Friday, September 1, 2017 / 10 Elul, 5777
Parashat Ki Teitzei Deuteronomy 21:10-25:19
Dear Friends,
Last Shabbat, Congregation Emanu El in Houston cancelled services; however my friend and colleague Rabbi Oren Hayon invited people to join him on Facebook Live to study, pray and reflect as they braced for a storm whose destructive power they could not have imagined.
Rabbi Hayon’s choices of texts speak powerfully one week after the devastation began. Who would have thought that these texts would accurately reflect the extraordinary response of the people of Houston to one another?  Acts of rescue were forms of prayer and enabled people to connect with the Divine.  As Rabbi Shneur Zalman of Liadi, the founder of Habad Lubavitch teaches:  “Before beginning to pray, one ought to say, ‘I hereby accept upon myself the commandment of loving my neighbor as myself.’  The commandment to love one’s fellow man is the gateway through which one approaches God in prayer.”

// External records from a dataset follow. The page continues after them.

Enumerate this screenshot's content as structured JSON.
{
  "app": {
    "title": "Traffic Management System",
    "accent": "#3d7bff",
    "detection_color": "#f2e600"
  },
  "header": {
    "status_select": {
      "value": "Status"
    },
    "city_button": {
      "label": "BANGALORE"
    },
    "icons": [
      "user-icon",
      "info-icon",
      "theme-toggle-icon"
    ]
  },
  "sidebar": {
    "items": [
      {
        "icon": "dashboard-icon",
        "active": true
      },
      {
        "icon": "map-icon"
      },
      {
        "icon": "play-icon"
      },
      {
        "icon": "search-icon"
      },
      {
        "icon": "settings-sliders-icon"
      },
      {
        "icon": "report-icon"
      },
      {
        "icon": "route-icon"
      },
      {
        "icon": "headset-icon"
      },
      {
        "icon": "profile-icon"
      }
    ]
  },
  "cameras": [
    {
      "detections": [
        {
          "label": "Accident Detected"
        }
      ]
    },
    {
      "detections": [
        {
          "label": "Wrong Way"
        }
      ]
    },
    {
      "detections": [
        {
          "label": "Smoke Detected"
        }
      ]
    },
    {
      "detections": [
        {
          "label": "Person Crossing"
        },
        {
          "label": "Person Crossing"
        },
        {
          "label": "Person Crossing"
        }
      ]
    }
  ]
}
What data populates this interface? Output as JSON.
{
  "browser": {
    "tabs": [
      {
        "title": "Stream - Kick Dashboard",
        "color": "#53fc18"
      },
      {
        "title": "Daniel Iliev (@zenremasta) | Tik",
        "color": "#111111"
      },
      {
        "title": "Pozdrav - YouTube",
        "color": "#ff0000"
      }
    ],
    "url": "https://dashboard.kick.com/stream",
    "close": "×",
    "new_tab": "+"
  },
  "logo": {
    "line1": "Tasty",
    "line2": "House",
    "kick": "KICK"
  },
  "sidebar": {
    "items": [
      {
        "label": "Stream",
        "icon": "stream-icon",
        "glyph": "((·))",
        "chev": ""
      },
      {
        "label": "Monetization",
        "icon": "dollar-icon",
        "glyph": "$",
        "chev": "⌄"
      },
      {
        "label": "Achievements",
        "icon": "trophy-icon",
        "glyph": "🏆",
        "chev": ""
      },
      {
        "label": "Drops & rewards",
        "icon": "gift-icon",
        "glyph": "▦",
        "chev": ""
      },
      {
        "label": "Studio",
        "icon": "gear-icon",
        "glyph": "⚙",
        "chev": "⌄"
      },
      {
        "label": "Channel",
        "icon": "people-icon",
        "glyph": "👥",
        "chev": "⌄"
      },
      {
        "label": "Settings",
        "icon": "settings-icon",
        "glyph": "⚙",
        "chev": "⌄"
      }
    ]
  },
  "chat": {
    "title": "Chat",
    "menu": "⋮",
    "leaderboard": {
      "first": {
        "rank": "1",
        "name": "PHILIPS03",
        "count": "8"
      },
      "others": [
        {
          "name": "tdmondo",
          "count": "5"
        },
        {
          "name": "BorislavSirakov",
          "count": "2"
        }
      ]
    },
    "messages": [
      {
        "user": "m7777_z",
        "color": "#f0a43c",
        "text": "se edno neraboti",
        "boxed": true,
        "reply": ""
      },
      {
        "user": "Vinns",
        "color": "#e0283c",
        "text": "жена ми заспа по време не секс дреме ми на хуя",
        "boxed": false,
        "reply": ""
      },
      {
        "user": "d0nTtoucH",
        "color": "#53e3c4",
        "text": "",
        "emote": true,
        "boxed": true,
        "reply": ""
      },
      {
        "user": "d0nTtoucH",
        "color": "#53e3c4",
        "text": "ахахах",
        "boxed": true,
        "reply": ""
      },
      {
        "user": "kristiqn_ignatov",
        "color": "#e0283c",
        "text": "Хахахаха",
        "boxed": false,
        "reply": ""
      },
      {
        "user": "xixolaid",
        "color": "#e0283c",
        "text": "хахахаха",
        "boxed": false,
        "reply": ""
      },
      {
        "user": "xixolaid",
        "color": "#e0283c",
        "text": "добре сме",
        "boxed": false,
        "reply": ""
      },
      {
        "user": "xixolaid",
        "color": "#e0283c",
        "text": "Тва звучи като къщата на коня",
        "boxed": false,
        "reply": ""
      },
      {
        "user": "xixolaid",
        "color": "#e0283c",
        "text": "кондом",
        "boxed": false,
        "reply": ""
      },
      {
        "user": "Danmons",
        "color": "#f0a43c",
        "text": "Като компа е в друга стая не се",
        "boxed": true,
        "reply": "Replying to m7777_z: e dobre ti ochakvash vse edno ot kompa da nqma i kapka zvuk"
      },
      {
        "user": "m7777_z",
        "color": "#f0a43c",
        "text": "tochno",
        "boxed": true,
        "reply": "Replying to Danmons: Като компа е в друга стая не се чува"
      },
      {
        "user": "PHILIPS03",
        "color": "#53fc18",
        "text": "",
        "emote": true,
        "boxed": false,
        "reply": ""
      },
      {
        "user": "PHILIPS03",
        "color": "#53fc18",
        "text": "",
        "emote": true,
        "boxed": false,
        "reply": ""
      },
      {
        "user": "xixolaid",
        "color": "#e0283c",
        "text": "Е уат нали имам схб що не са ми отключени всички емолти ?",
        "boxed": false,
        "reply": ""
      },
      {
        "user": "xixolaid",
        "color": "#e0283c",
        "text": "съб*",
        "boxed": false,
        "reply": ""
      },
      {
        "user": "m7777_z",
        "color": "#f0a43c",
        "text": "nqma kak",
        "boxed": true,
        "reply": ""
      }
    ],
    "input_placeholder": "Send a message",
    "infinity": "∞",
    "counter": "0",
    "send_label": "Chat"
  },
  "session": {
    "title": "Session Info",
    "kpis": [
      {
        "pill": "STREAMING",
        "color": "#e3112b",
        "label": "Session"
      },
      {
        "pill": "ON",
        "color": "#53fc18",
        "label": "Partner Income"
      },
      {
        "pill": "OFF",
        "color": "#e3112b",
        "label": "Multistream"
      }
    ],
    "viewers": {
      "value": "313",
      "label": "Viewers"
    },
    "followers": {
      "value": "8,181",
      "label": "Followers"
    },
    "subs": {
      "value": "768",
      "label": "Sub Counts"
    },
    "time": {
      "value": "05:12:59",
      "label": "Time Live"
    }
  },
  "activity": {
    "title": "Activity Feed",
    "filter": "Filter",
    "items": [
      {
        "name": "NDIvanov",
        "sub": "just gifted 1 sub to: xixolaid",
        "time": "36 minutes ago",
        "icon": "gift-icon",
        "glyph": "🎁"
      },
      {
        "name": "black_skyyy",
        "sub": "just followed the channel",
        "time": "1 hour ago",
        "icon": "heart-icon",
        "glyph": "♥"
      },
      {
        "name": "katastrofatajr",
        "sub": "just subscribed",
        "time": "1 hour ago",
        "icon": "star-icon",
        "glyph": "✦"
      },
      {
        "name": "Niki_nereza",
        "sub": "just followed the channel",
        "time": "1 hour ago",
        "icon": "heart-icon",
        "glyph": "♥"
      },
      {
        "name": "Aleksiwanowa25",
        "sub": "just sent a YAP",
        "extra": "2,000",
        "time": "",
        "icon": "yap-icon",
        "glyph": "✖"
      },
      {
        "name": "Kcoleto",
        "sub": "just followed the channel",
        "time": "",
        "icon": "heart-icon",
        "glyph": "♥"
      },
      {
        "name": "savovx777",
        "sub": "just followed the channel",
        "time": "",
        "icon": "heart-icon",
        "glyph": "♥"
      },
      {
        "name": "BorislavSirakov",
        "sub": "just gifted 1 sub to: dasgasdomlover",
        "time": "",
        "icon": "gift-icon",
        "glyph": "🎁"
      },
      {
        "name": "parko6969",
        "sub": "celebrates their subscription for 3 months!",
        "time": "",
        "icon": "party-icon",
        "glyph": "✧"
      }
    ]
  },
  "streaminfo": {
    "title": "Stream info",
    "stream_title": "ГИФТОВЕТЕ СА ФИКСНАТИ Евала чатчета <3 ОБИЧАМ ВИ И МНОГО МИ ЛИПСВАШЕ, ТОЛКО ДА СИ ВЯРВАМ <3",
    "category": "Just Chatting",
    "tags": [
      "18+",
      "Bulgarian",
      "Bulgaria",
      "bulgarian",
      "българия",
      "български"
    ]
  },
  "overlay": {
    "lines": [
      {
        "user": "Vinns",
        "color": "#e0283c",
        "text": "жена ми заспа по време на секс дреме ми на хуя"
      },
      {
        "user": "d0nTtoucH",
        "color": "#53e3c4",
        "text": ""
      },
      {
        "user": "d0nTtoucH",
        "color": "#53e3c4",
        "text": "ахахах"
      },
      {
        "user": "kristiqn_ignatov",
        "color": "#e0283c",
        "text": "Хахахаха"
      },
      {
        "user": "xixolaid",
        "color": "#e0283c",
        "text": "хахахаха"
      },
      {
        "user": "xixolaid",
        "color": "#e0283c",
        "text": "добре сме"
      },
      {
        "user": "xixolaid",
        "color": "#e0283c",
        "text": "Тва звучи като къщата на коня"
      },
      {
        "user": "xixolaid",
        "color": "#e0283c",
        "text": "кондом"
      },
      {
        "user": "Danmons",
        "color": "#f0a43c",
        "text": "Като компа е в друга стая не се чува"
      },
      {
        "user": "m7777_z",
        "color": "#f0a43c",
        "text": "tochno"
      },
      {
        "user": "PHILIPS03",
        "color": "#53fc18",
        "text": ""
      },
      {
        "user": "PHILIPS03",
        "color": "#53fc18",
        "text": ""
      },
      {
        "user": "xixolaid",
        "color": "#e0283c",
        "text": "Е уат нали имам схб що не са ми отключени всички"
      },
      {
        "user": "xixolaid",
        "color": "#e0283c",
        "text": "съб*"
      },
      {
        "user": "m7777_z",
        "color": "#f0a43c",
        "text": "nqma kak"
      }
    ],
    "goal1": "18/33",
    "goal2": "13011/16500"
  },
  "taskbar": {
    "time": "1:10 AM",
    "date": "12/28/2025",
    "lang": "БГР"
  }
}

Houston residents could not go to shul on Shabbat or church on Sunday, however, so many approached God through rescue and response by showing their love and concern for their neighbors.
At least two of my  colleagues lost their homes. However, the selflessness of neighbors and strangers saved their lives and bolstered their faith in humankind.  Three of Houston’s five largest synagogues suffered significant flooding, however, most managed to open up portions that were dry for those needing shelter. While Joel Osteen’s Lakewood Church, which seats 16,000 people kept its doors closed for two days, twenty-one mosques and countless other churches, and the aforementioned synagogues opened their doors to provide shelter.  God was with the people of Houston. Their response and rescue efforts were manifestations of the Divine presence that dwells within everyone.
What did those displaced from the rising water need most?  One’s basic material needs: dry shoes and clothing; fresh water and nourishing food; a safe, warm and dry place to sleep. Neighbor helped neighbor, stranger helped stranger. They heeded the words of Rabbi Israel Salanter who taught, “My neighbor’s needs are my spiritual needs.”
How have you helped?  Perhaps you’ve already made a donation, or simply checked in with loved ones to let them know you care.  Those with special skills like our member Danny Sarner, made their way to Houston to lend a hand.  Danny is a helicopter pilot and he’s there helping in the airborne rescue efforts.  Not many of us have Danny’s special skills and he’d never accept the accolades, however, he is our local hero and has lifted his spirits and the spirits of his Houston “neighbors” by showing up to help.
Houston will require extraordinary clean-up and rebuilding efforts in the months ahead.  In the meantime click here for some are ways you can help.
You can also donate to Temple Beth El and indicate “Harvey Relief.”  As my colleagues inform me of their congregants’ most vital needs, we can give directly and personally. Or donate gift cards in any denomination from Target, Home Depot, Lowes or Walmart.  I will send gift cards or money to the specific congregations in Houston where I have direct contacts.
When we join to celebrate Shabbat tonight, we will offer our prayers, collect donations, and celebrate the extraordinary generosity and support that neighbor offered neighbor in the past week.
Wishing you a Shabbat of peace and wholeness.
Rabbi Charles K. Briskin